The postmodern mood of the late 20th century and early 21st rejects any absolute authority or final divine revelation. It has promoted instead a world in which all religious persuasions are accepted as equally valid and equally true. It aggressively rejects proselytism by any religion that seeks to convince others of its unique truth claims. But does this notion hold water? Let me note three important responses.
First, radical pluralism violates the very rules of logic we all must live by. I'm not using the word "logic" in the sense of abstract rules Aristotle established ... and which we could debate. Instead I'm talking about "the set of relationships ... that must apply if any knowledge is possible and if any communicaiton of propositional knowledge is possible"1. To state with absolute confidence that there is no absolute truth is to affirm a self-defeating proposition; that is, one must assume the truth one denies in order to affirm and believe it.

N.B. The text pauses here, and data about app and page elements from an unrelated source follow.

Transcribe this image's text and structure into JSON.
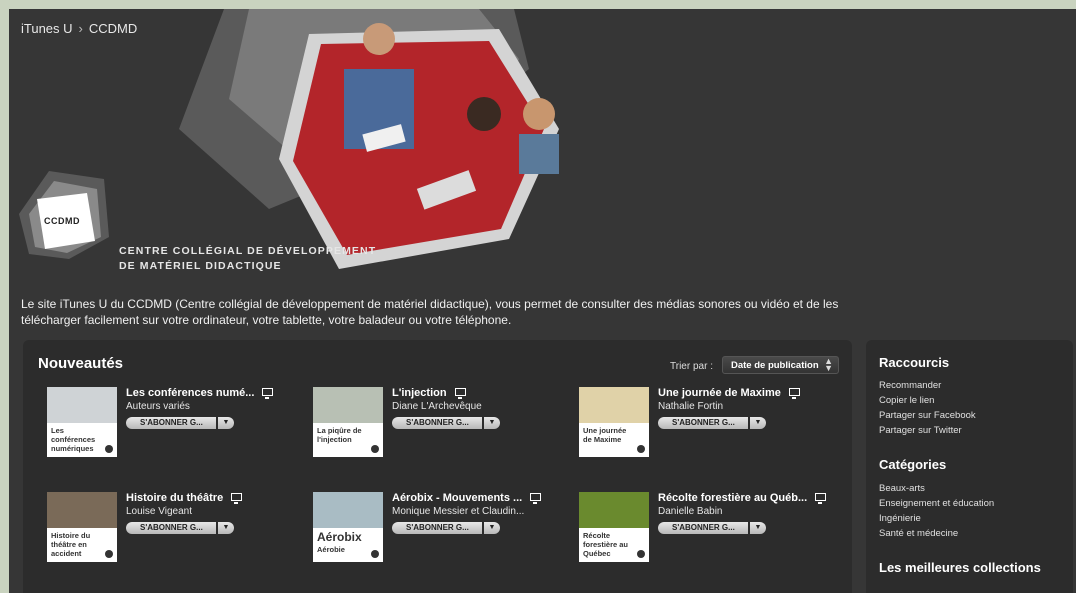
{
  "breadcrumb": {
    "root": "iTunes U",
    "separator": "›",
    "current": "CCDMD"
  },
  "logo": {
    "mark": "CCDMD",
    "line1": "CENTRE COLLÉGIAL DE DÉVELOPPEMENT",
    "line2": "DE MATÉRIEL DIDACTIQUE"
  },
  "intro": "Le site iTunes U du CCDMD (Centre collégial de développement de matériel didactique), vous permet de consulter des médias sonores ou vidéo et de les télécharger facilement sur votre ordinateur, votre tablette, votre baladeur ou votre téléphone.",
  "main": {
    "title": "Nouveautés",
    "sort_label": "Trier par :",
    "sort_value": "Date de publication",
    "subscribe_label": "S'ABONNER G...",
    "subscribe_arrow": "▼",
    "items": [
      {
        "title": "Les conférences numé...",
        "author": "Auteurs variés",
        "thumb_caption": "Les conférences numériques",
        "pic_color": "#cfd3d6"
      },
      {
        "title": "L'injection",
        "author": "Diane L'Archevêque",
        "thumb_caption": "La piqûre de l'injection",
        "pic_color": "#b8c0b4"
      },
      {
        "title": "Une journée de Maxime",
        "author": "Nathalie Fortin",
        "thumb_caption": "Une journée de Maxime",
        "pic_color": "#e0d2a8"
      },
      {
        "title": "Histoire du théâtre",
        "author": "Louise Vigeant",
        "thumb_caption": "Histoire du théâtre en accident",
        "pic_color": "#7a6a58"
      },
      {
        "title": "Aérobix - Mouvements ...",
        "author": "Monique Messier et Claudin...",
        "thumb_caption": "Aérobix",
        "thumb_sub": "Aérobie",
        "pic_color": "#a9bcc4"
      },
      {
        "title": "Récolte forestière au Québ...",
        "author": "Danielle Babin",
        "thumb_caption": "Récolte forestière au Québec",
        "pic_color": "#6a8a2e"
      }
    ]
  },
  "side": {
    "shortcuts_title": "Raccourcis",
    "shortcuts": [
      "Recommander",
      "Copier le lien",
      "Partager sur Facebook",
      "Partager sur Twitter"
    ],
    "categories_title": "Catégories",
    "categories": [
      "Beaux-arts",
      "Enseignement et éducation",
      "Ingénierie",
      "Santé et médecine"
    ],
    "best_title": "Les meilleures collections"
  },
  "colors": {
    "background": "#363636",
    "panel": "#2c2c2c",
    "frame": "#c9d3bf",
    "hero_red": "#b3252a"
  }
}
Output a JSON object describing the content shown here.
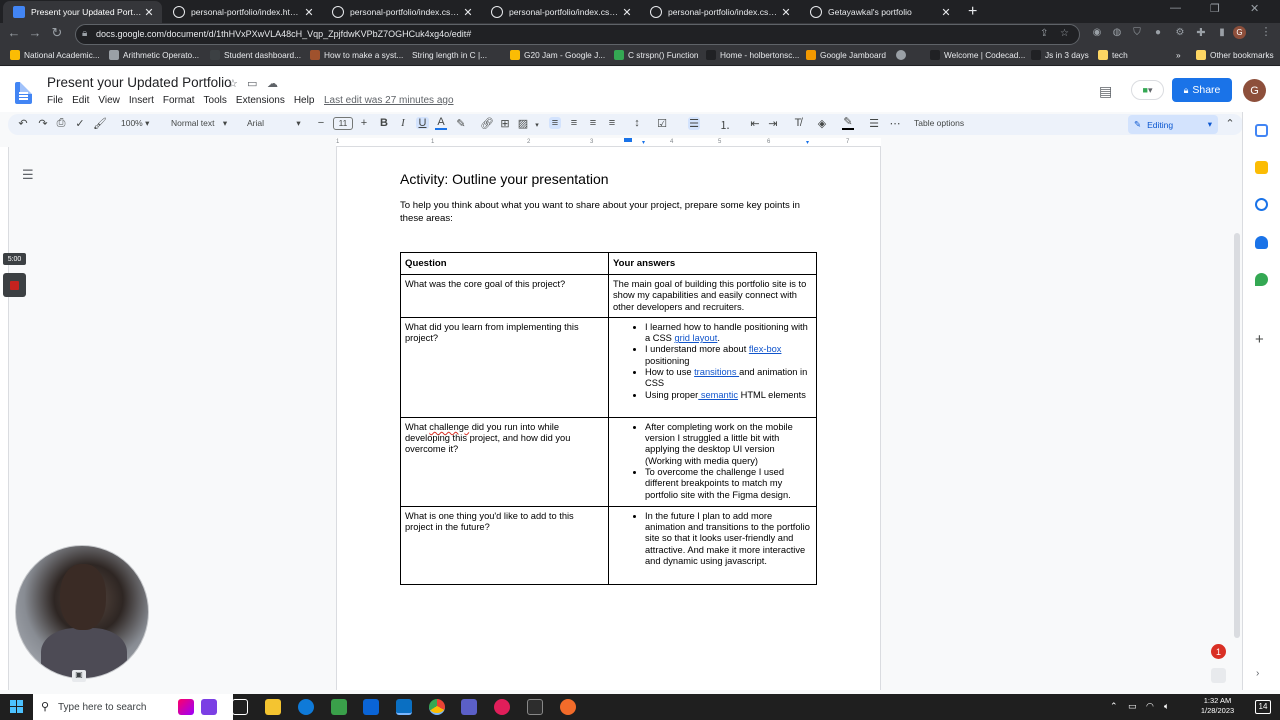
{
  "browser": {
    "tabs": [
      {
        "title": "Present your Updated Portfolio",
        "active": true,
        "icon": "google-docs-icon"
      },
      {
        "title": "personal-portfolio/index.html at",
        "active": false,
        "icon": "github-icon"
      },
      {
        "title": "personal-portfolio/index.css at m",
        "active": false,
        "icon": "github-icon"
      },
      {
        "title": "personal-portfolio/index.css at m",
        "active": false,
        "icon": "github-icon"
      },
      {
        "title": "personal-portfolio/index.css at m",
        "active": false,
        "icon": "github-icon"
      },
      {
        "title": "Getayawkal's portfolio",
        "active": false,
        "icon": "globe-icon"
      }
    ],
    "url": "docs.google.com/document/d/1thHVxPXwVLA48cH_Vqp_ZpjfdwKVPbZ7OGHCuk4xg4o/edit#",
    "bookmarks": [
      "National Academic...",
      "Arithmetic Operato...",
      "Student dashboard...",
      "How to make a syst...",
      "String length in C |...",
      "G20 Jam - Google J...",
      "C strspn() Function",
      "Home - holbertonsc...",
      "Google Jamboard",
      "Welcome | Codecad...",
      "Js in 3 days",
      "tech"
    ],
    "other_bookmarks": "Other bookmarks"
  },
  "docs": {
    "title": "Present your Updated Portfolio",
    "menu": [
      "File",
      "Edit",
      "View",
      "Insert",
      "Format",
      "Tools",
      "Extensions",
      "Help"
    ],
    "last_edit": "Last edit was 27 minutes ago",
    "share_label": "Share",
    "avatar_initial": "G",
    "toolbar": {
      "zoom": "100%",
      "style": "Normal text",
      "font": "Arial",
      "font_size": "11",
      "table_options": "Table options",
      "mode": "Editing"
    },
    "ruler_numbers": [
      "1",
      "1",
      "2",
      "3",
      "4",
      "5",
      "6",
      "7"
    ]
  },
  "document": {
    "heading": "Activity: Outline your presentation",
    "intro": "To help you think about what you want to share about your project, prepare some key points in these areas:",
    "table": {
      "headers": [
        "Question",
        "Your answers"
      ],
      "rows": [
        {
          "question": "What was the core goal of this project?",
          "answer_text": " The main goal of building this portfolio site is to show my capabilities and easily connect with other developers and recruiters."
        },
        {
          "question": "What did you learn from implementing this project?",
          "bullets": [
            {
              "a": "I learned how to handle positioning with a CSS ",
              "link": "grid layout",
              "b": "."
            },
            {
              "a": "I understand more about ",
              "link": "flex-box",
              "b": " positioning"
            },
            {
              "a": "How to use ",
              "link": "transitions ",
              "b": "and animation in CSS"
            },
            {
              "a": "Using proper",
              "link": " semantic",
              "b": " HTML elements"
            }
          ]
        },
        {
          "question_a": "What ",
          "question_spell": "challenge",
          "question_b": " did you run into while developing this project, and how did you overcome it?",
          "bullets_text": [
            "After completing work on the mobile version I struggled a little bit with applying the desktop UI version (Working with media query)",
            "To overcome the challenge I used different breakpoints to match my portfolio site with the Figma design."
          ]
        },
        {
          "question": "What is one thing you'd like to add to this project in the future?",
          "bullets_text": [
            "In the future I plan to add more animation and transitions to the portfolio site so that it looks user-friendly and attractive. And make it more interactive and dynamic using javascript."
          ]
        }
      ]
    }
  },
  "overlay": {
    "timer": "5:00",
    "notification_count": "1"
  },
  "taskbar": {
    "search_placeholder": "Type here to search",
    "time": "1:32 AM",
    "date": "1/28/2023",
    "notifications": "14"
  }
}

For example, consider the 6th century BC Cretan philosopher Epimenedes' famous quip, "All Cretans are liars"2 (quoted by Paul in Titus 1:12-13). If this paradox means that nothing at all stated by a Cretan could be true, and if stated by a Cretan, then the statement cannot be true. Paul, of course, is not pressing the statement to that extent, but is using it as a hyperbole. But it does not seem that promoters of radical pluralism intend their belief as a hyperbole. Instead, they truly believe that there is a common core of ethical values all religions share (e.g. Hans Küng's Welt-Ethos). This is demonstrably false.

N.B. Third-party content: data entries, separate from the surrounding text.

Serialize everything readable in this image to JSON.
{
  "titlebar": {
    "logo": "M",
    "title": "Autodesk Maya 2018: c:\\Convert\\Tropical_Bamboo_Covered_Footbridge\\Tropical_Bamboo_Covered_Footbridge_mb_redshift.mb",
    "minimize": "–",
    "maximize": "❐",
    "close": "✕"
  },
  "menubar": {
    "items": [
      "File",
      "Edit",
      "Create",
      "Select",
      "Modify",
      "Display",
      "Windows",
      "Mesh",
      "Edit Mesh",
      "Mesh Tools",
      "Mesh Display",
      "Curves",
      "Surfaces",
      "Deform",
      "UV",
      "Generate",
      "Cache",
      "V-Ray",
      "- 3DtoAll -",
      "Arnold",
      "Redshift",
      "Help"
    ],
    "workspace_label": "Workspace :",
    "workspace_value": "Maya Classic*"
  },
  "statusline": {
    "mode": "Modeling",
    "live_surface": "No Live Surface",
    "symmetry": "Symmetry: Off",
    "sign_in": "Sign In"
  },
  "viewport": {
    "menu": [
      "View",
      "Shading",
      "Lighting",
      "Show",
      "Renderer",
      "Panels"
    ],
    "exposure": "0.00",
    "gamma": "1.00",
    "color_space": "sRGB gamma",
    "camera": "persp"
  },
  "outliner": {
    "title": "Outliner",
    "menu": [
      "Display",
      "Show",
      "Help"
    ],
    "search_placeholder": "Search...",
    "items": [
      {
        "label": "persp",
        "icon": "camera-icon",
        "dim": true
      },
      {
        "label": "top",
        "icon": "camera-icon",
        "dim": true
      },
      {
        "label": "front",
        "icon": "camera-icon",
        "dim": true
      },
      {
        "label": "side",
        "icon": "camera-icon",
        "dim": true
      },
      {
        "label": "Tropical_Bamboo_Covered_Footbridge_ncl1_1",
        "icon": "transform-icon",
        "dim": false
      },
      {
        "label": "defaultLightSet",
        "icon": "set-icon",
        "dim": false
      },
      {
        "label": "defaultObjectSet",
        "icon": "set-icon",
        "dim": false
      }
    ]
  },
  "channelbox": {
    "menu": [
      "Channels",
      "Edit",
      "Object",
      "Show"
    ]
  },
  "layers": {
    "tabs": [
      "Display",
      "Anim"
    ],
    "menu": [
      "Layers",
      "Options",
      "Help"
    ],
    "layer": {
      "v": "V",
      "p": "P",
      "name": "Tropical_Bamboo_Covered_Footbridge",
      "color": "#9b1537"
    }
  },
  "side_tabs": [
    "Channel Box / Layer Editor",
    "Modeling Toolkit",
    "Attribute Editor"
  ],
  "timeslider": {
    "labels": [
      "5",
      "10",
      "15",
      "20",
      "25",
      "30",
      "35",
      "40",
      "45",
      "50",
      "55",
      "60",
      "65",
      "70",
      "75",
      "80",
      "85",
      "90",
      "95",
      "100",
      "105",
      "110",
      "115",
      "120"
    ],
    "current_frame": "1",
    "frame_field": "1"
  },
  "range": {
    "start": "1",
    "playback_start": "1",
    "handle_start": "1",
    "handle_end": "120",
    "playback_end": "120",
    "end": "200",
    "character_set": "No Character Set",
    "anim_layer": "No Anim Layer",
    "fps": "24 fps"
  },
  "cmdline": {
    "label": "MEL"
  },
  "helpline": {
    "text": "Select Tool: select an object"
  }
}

Second, radical pluralism undermines the very peaceful moral society it claims to defend. This is because it must suppress the teachings of any religion that challenges the relativism of radical pluralism. Consider a few examples:
- Some religious teachings preach that one must kill infidels; others state this is the prerogative of God alone (Matthew 13:24-30). These two notions cannot both be true at the same time. To allow free expression for both views in the same society, one will find that religiously-motivated violence can all too easily gain the upper hand.

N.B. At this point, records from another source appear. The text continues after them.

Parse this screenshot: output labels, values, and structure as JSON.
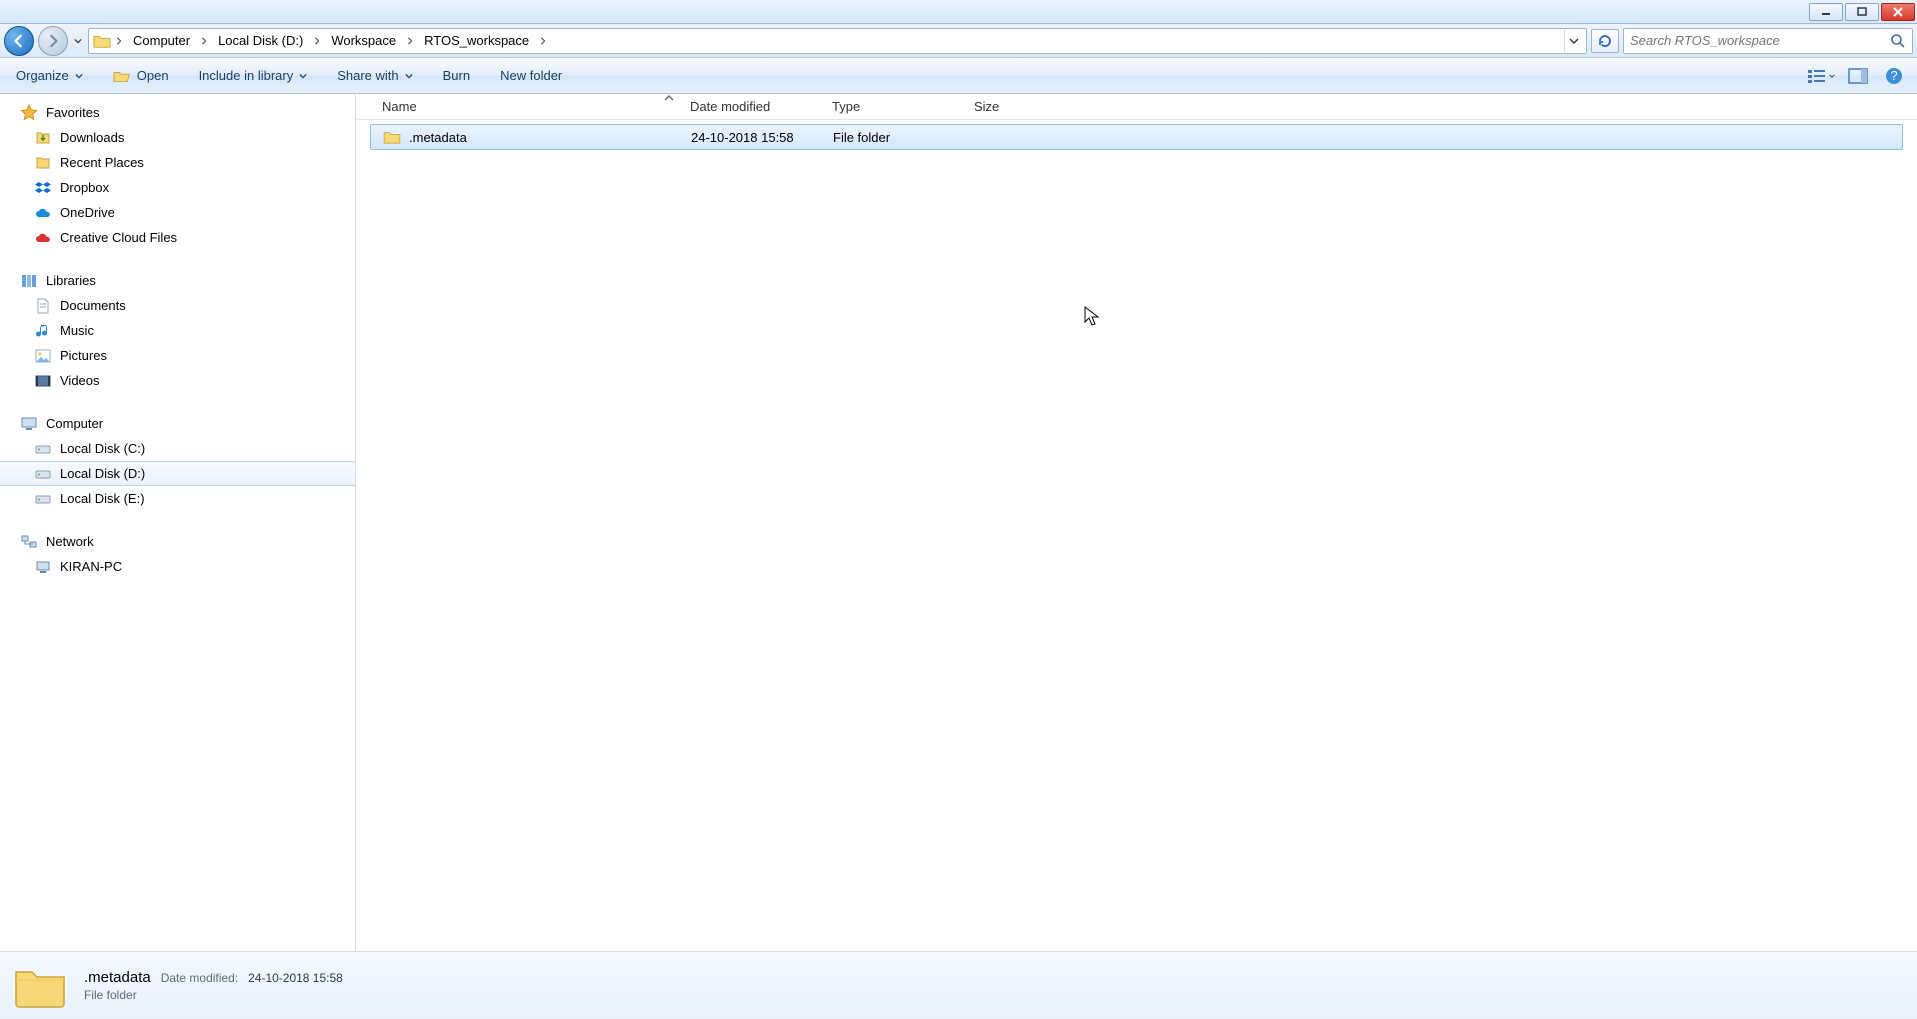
{
  "window_buttons": {
    "min": "minimize",
    "max": "maximize",
    "close": "close"
  },
  "breadcrumb": {
    "items": [
      "Computer",
      "Local Disk (D:)",
      "Workspace",
      "RTOS_workspace"
    ]
  },
  "search": {
    "placeholder": "Search RTOS_workspace"
  },
  "toolbar": {
    "organize": "Organize",
    "open": "Open",
    "include": "Include in library",
    "share": "Share with",
    "burn": "Burn",
    "newfolder": "New folder"
  },
  "sidebar": {
    "favorites": {
      "label": "Favorites",
      "items": [
        "Downloads",
        "Recent Places",
        "Dropbox",
        "OneDrive",
        "Creative Cloud Files"
      ]
    },
    "libraries": {
      "label": "Libraries",
      "items": [
        "Documents",
        "Music",
        "Pictures",
        "Videos"
      ]
    },
    "computer": {
      "label": "Computer",
      "items": [
        "Local Disk (C:)",
        "Local Disk (D:)",
        "Local Disk (E:)"
      ],
      "active_index": 1
    },
    "network": {
      "label": "Network",
      "items": [
        "KIRAN-PC"
      ]
    }
  },
  "columns": {
    "name": "Name",
    "date": "Date modified",
    "type": "Type",
    "size": "Size"
  },
  "files": [
    {
      "name": ".metadata",
      "date": "24-10-2018 15:58",
      "type": "File folder",
      "size": ""
    }
  ],
  "details": {
    "name": ".metadata",
    "date_label": "Date modified:",
    "date_value": "24-10-2018 15:58",
    "type": "File folder"
  }
}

- Some religions teach that one should not show compassion for the sick and dying because they are working off the karmic debt of a previous life; others teach love and acts of mercy toward all men, even one's enemies (Matthew 5:11-12, 38-48; Galatians 6:10). The first option will tend to create an elitist world where the poor continue to live in fear and degradation.
- Some teach that all religions lead to God, yet deny some of the fundamental beliefs of those same religions in order to maintain the doctrine of universalism. But we cannot believe both Jesus Christ's claim to be the only way to God, as supported by His bodily resurrection from the dead, and the claim by some religions that Jesus was merely a great prophet or moral teacher. If He was a man of integrity, yet mistakenly affirmed His deity while knowing this to be false, then He does not deserve to be followed as a moral teacher.
At best, the emphasis on inter-faith dialogue is an earnest attempt to dillute the hatred and aggression that threatens the modern world. To be sure, we've seen far too much of that in Europe during the religious wars of the 16th and 17th centuries -- some of them fought between self-proclaimed "Christians". For that matter, let's not forget the millions of lives lost in the 20th century at the hands of atheistic materialism in Germany, Russia, and Cambodia. None of us relish going back to those bloodied times.
But there is a flip side as well. Inter-faith dialogue can be a costly, time-consuming exercise in self-dillusion. At worst, it can be used against any and all groups that take their convictions and texts seriously enough to affirm that there is something called "exclusive truth". Biblical Christianity makes these claims. So does the Qur'an. Militant atheists, Jehovah's Witnesses, Mormons, Buddhists, and Baha'i all do as well. Far better for the state to maintain the liberty of all to debate the issues with respect and toleration. But then we cannot pretend that all religions -- or anti-religions -- are equally true.
CCC is committed to a genuine, gracious tolerance of other people's convictions, even if they are contrary to what the Bible teaches. We do not seek to repress discussion on religious issues and we are grateful to live in a country whose constitution guarantees freedom of private conviction and public worship. We aim to proclaim the good news of the gospel with candor, love and integrity without hostility toward those who disagree with us. At the same time, we desire that others respect and tolerate our right to hold our own biblical convictions. Our stance may lead to persecution -- even in the free world -- if present trends continue. But that, too, is often part of the Christian's calling.
1 D. A. Carson, Exegetical Fallacies (Grand Rapids: Baker Books, 1996), p. 89.
2 Epimenedes, Cretica, "They fashioned a tomb for thee, O holy and high one / The Cretans, always liars, evil beasts, idle bellies! / But thou art not dead: thou livest and abidest forever, / For in thee we live and move and have our being".